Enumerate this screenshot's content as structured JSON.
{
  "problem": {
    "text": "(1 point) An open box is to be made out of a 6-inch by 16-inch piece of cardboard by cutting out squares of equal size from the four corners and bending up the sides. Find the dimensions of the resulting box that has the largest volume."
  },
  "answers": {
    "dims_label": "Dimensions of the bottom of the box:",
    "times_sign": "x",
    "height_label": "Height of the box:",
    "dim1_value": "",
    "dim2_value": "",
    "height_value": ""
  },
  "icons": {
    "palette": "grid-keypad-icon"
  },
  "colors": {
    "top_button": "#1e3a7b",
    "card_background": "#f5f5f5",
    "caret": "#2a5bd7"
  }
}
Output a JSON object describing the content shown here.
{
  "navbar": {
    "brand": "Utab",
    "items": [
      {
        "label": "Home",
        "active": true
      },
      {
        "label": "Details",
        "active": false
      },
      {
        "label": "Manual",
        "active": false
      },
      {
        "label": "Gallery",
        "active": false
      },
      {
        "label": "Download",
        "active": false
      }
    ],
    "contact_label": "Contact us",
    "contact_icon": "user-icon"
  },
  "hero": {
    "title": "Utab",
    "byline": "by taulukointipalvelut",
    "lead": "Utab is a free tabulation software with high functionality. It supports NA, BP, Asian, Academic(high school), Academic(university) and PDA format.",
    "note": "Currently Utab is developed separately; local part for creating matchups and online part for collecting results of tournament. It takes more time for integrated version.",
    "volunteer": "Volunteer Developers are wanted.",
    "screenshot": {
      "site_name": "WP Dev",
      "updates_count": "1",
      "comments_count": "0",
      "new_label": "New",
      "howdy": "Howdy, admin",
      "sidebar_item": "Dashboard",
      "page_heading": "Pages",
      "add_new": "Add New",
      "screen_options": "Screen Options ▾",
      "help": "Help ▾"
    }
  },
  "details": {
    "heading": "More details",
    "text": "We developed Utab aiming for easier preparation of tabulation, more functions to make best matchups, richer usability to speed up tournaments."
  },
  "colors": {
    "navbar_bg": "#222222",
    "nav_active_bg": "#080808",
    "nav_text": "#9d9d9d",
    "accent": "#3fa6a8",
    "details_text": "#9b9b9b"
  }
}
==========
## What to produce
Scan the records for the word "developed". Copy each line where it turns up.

## Problem solution
    "note": "Currently Utab is developed separately; local part for creating matchups and online part for collecting results of tournament. It takes more time for integrated version.",
    "text": "We developed Utab aiming for easier preparation of tabulation, more functions to make best matchups, richer usability to speed up tournaments."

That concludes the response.